◆ **WORK INSTRUCTIONS**
Report every line in the records below that holds the word "title".
==== DATA SHOWN
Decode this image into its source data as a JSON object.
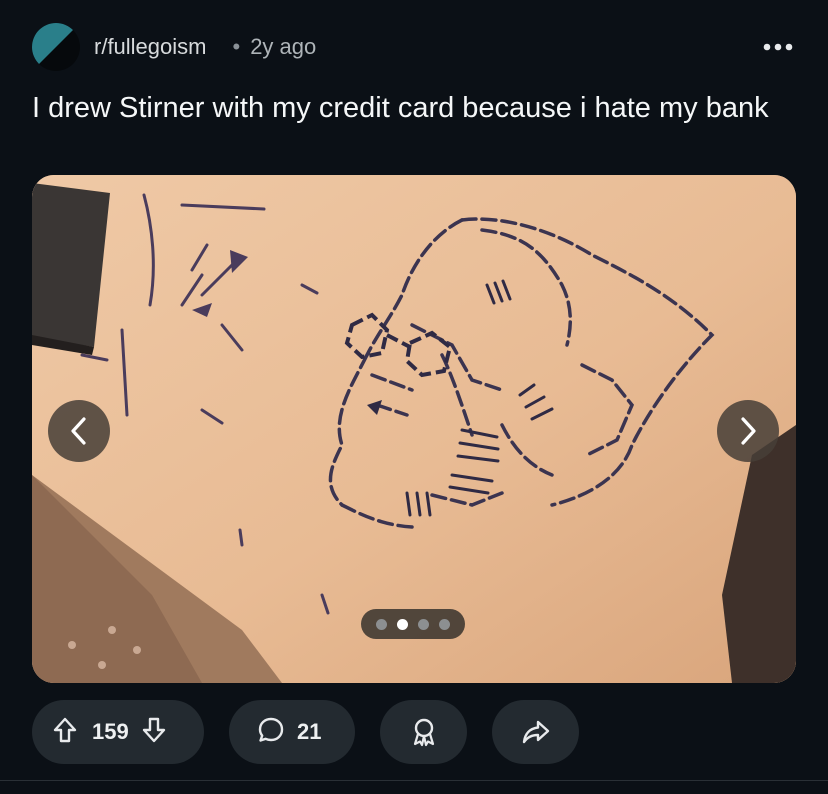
{
  "post": {
    "subreddit": "r/fullegoism",
    "separator": "•",
    "age": "2y ago",
    "title": "I drew Stirner with my credit card because i hate my bank",
    "gallery": {
      "current_index": 2,
      "total": 4,
      "alt": "Line drawing of Max Stirner made with a credit card on paper"
    }
  },
  "actions": {
    "score": "159",
    "comments": "21"
  },
  "icons": {
    "more": "more-options-icon",
    "upvote": "upvote-arrow-icon",
    "downvote": "downvote-arrow-icon",
    "comment": "comment-bubble-icon",
    "award": "award-icon",
    "share": "share-arrow-icon",
    "prev": "chevron-left-icon",
    "next": "chevron-right-icon"
  },
  "colors": {
    "background": "#0b1016",
    "pill": "#232a30",
    "avatar_teal": "#2a7f8a",
    "paper": "#e9bf98"
  }
}
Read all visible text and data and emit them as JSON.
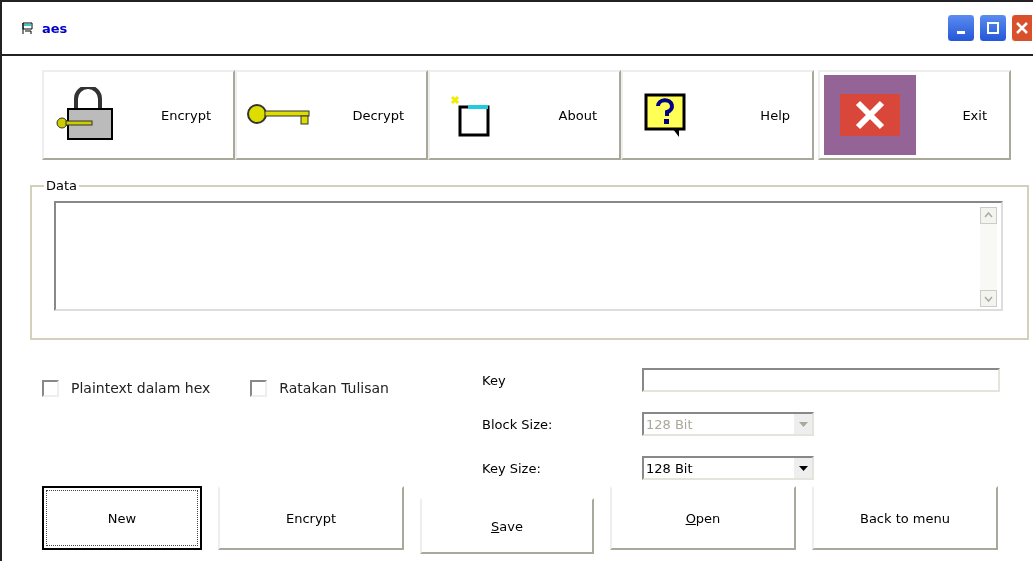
{
  "window": {
    "title": "aes"
  },
  "toolbar": [
    {
      "label": "Encrypt",
      "kind": "lock",
      "selected": false
    },
    {
      "label": "Decrypt",
      "kind": "key",
      "selected": false
    },
    {
      "label": "About",
      "kind": "about",
      "selected": false
    },
    {
      "label": "Help",
      "kind": "help",
      "selected": false
    },
    {
      "label": "Exit",
      "kind": "exit",
      "selected": true
    }
  ],
  "data_group": {
    "label": "Data"
  },
  "options": [
    {
      "label": "Plaintext dalam hex",
      "checked": false
    },
    {
      "label": "Ratakan Tulisan",
      "checked": false
    }
  ],
  "key": {
    "label": "Key"
  },
  "block_size": {
    "label": "Block Size:",
    "value": "128 Bit",
    "disabled": true
  },
  "key_size": {
    "label": "Key Size:",
    "value": "128 Bit",
    "disabled": false
  },
  "buttons": [
    {
      "label": "New",
      "focused": true,
      "mnemonic": false
    },
    {
      "label": "Encrypt",
      "focused": false,
      "mnemonic": false
    },
    {
      "label": "Save",
      "focused": false,
      "mnemonic": true
    },
    {
      "label": "Open",
      "focused": false,
      "mnemonic": true
    },
    {
      "label": "Back to menu",
      "focused": false,
      "mnemonic": false
    }
  ]
}
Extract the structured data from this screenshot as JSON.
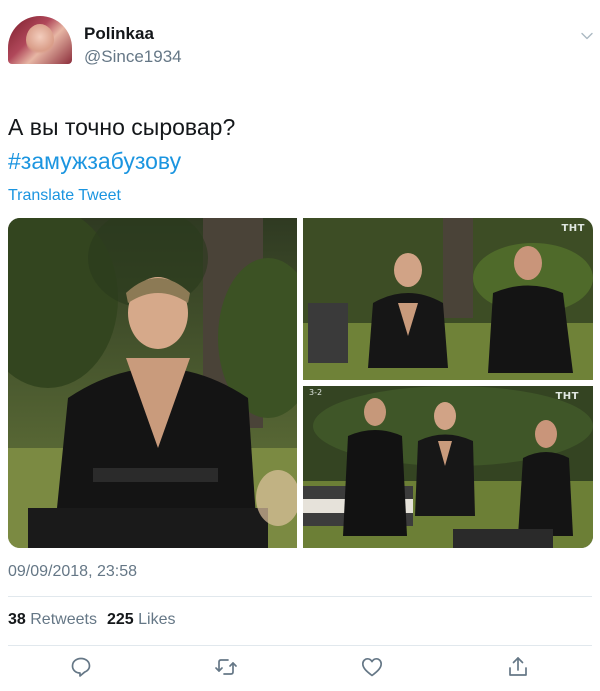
{
  "user": {
    "display_name": "Polinkaa",
    "handle": "@Since1934"
  },
  "tweet": {
    "text": "А вы точно сыровар?",
    "hashtag": "#замужзабузову",
    "translate_label": "Translate Tweet",
    "timestamp": "09/09/2018, 23:58"
  },
  "media": {
    "channel_badge": "ТНТ",
    "episode_marker": "3-2"
  },
  "stats": {
    "retweets_count": "38",
    "retweets_label": "Retweets",
    "likes_count": "225",
    "likes_label": "Likes"
  },
  "colors": {
    "link": "#1b95e0",
    "secondary_text": "#657786",
    "divider": "#e1e8ed"
  },
  "icons": [
    "chevron-down-icon",
    "reply-icon",
    "retweet-icon",
    "like-icon",
    "share-icon"
  ]
}
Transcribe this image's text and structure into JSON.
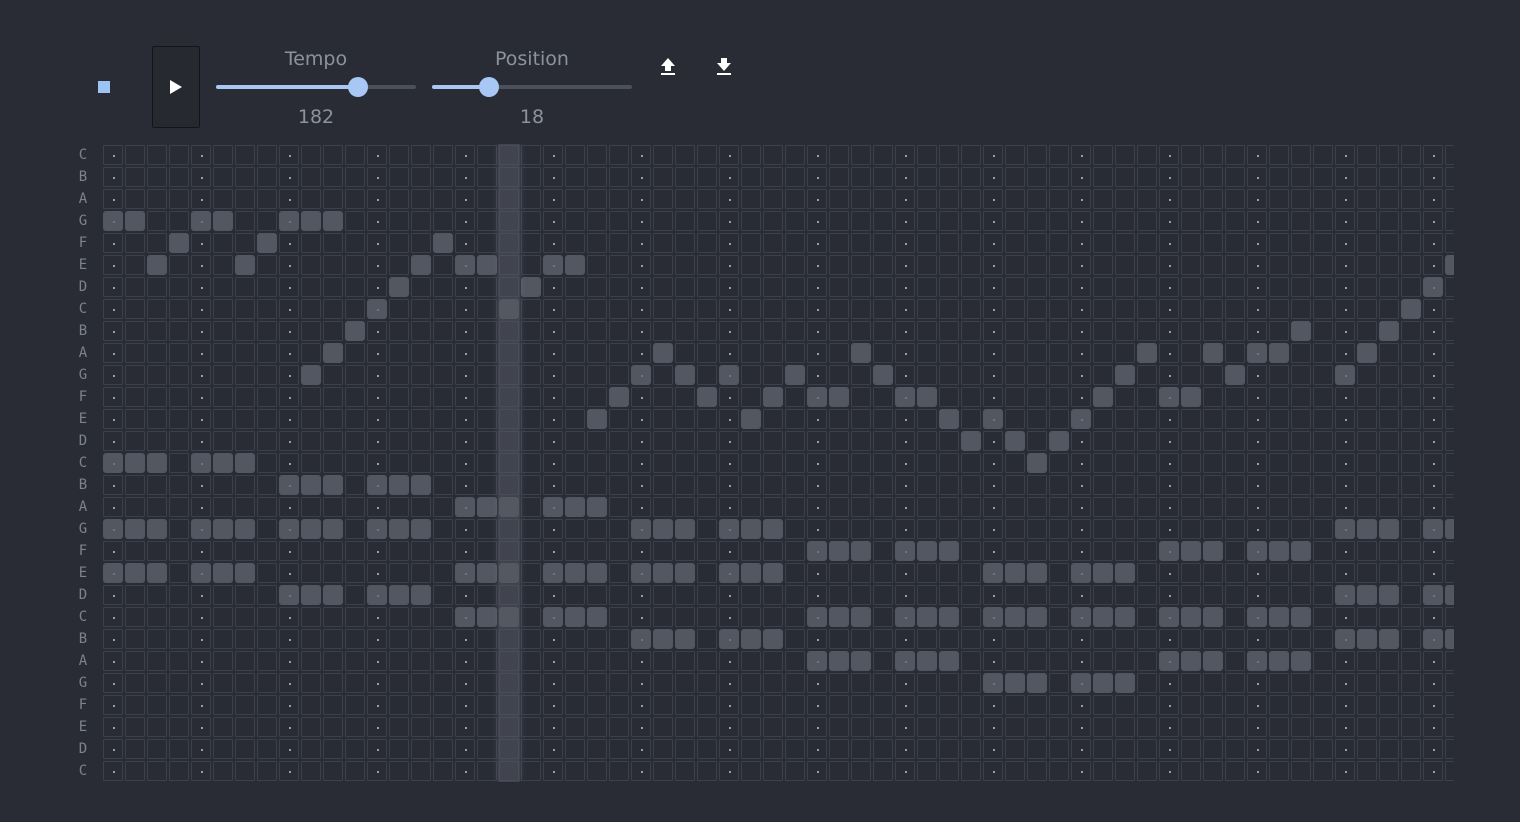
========
◆ **WORKED SOLUTION**
    "title": "I drew Stirner with my credit card because i hate my bank",
    "title": "aes"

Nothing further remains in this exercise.